In an important sense, Gregory’s book is not his own work, as it was ghost written by a British journalist, Bob Graham. In 1994, Graham was sent to South Africa
on assignment for Today, a tabloid newspaper which has since ceased publication. During the course of his time in the country, Graham met and interviewed James Gregory, as did many other journalists, including some French journalists, who may have been instrumental in the French publishing house Editions Robert Laffont acquiring rights to Gregory’s story. Graham found the ex-warder’s reminiscences compelling and within months he had expanded them into a book.
Establishing the precise nature of the relationships these three warders had with Mandela is challenging. Their claims address the central challenge of historiography: the authority of the storyteller. Mandela has commented cursorily on his relationships with them in his own autobiography, in his book Nelson Mandela
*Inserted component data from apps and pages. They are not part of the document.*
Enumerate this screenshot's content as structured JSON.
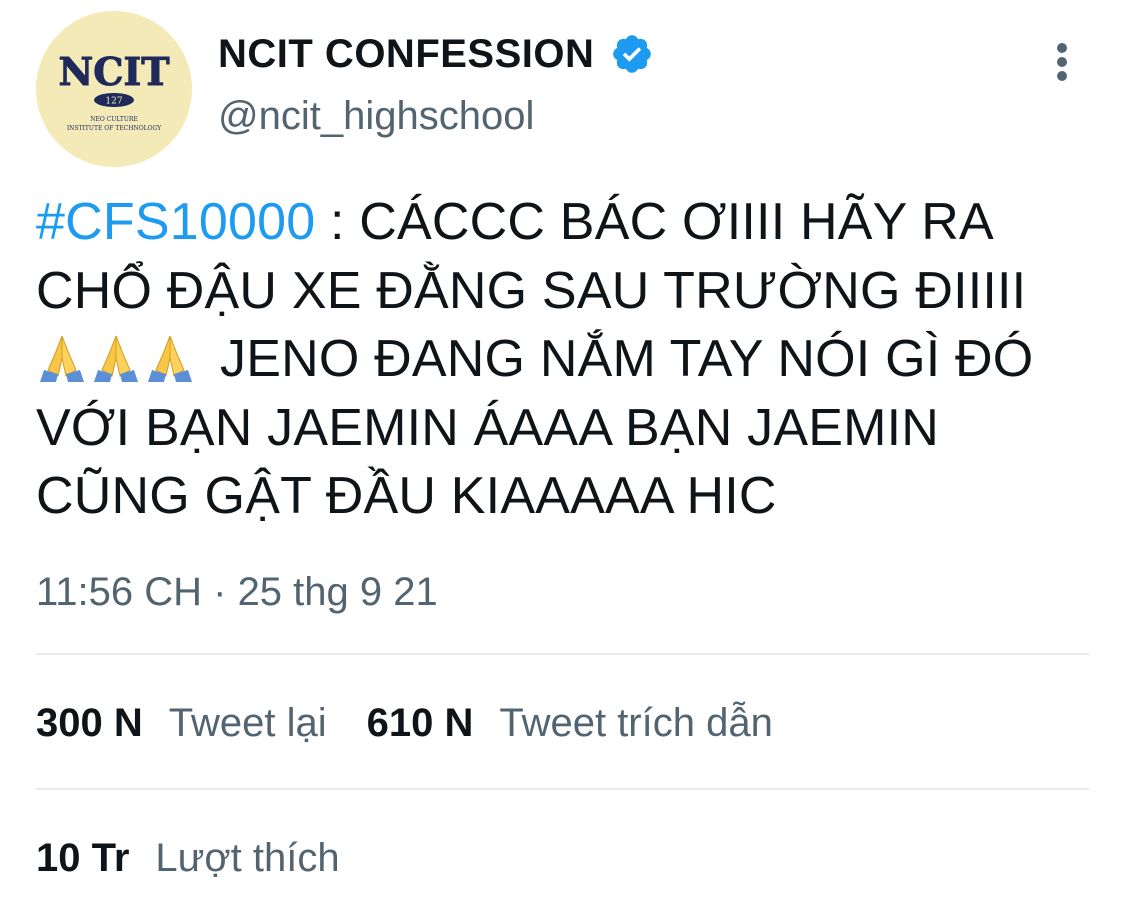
{
  "author": {
    "display_name": "NCIT CONFESSION",
    "handle": "@ncit_highschool",
    "verified": true,
    "avatar": {
      "logo_text": "NCIT",
      "badge_number": "127",
      "line1": "NEO CULTURE",
      "line2": "INSTITUTE OF TECHNOLOGY"
    }
  },
  "tweet": {
    "hashtag": "#CFS10000",
    "text_part1": " : CÁCCC BÁC ƠIIII HÃY RA CHỔ ĐẬU XE ĐẰNG SAU TRƯỜNG ĐIIIII",
    "emoji": [
      "folded-hands",
      "folded-hands",
      "folded-hands"
    ],
    "text_part2": "JENO ĐANG NẮM TAY NÓI GÌ ĐÓ VỚI BẠN JAEMIN ÁAAA BẠN JAEMIN CŨNG GẬT ĐẦU KIAAAAA HIC",
    "timestamp": "11:56 CH · 25 thg 9 21"
  },
  "stats": {
    "retweets_count": "300 N",
    "retweets_label": "Tweet lại",
    "quotes_count": "610 N",
    "quotes_label": "Tweet trích dẫn",
    "likes_count": "10 Tr",
    "likes_label": "Lượt thích"
  },
  "colors": {
    "accent": "#1d9bf0",
    "secondary_text": "#536471",
    "divider": "#e7e9ea",
    "avatar_bg": "#f3eab7",
    "logo_navy": "#1f2a5a"
  }
}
: Conversations with Myself, and in Anthony Sampson’s Mandela – The Authorised Biography, but these comments are, understandably, in passing. Consequently, although Gregory’s narrative stands in conflict with those of Brand and Swart, and although former prisoner Ahmed Kathrada has condemned Gregory’s account, it is Gregory’s word which dominates the internet. A simple Google search foregrounds his relationship with Mandela as a matter of record, and yet it is seriously flawed.
The first of the warders to come into contact with Mandela was Jack Swart, in 1966.
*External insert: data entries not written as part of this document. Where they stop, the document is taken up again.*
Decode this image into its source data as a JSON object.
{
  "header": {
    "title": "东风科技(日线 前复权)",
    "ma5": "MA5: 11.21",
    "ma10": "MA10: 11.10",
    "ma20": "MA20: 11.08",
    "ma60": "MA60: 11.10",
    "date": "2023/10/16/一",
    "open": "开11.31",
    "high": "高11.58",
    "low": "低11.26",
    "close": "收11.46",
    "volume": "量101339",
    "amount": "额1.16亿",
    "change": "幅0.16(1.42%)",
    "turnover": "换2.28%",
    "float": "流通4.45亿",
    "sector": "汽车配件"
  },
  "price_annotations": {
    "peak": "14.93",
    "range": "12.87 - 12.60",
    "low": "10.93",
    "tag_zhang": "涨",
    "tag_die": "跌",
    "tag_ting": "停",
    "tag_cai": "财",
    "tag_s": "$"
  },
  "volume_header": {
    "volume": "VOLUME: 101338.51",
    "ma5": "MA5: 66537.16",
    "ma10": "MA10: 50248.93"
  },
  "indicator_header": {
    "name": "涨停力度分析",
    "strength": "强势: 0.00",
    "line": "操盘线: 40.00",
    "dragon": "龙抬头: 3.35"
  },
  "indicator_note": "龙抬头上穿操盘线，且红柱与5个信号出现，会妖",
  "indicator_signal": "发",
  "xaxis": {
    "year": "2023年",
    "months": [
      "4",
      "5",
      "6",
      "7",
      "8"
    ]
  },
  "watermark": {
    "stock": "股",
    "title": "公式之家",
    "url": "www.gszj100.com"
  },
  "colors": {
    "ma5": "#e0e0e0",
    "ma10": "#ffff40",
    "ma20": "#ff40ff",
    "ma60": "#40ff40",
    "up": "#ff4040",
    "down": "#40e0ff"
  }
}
Swart was born in 1947 in the west coast town of Darling, where his father ran two butcheries. His early childhood years were spent here, and here the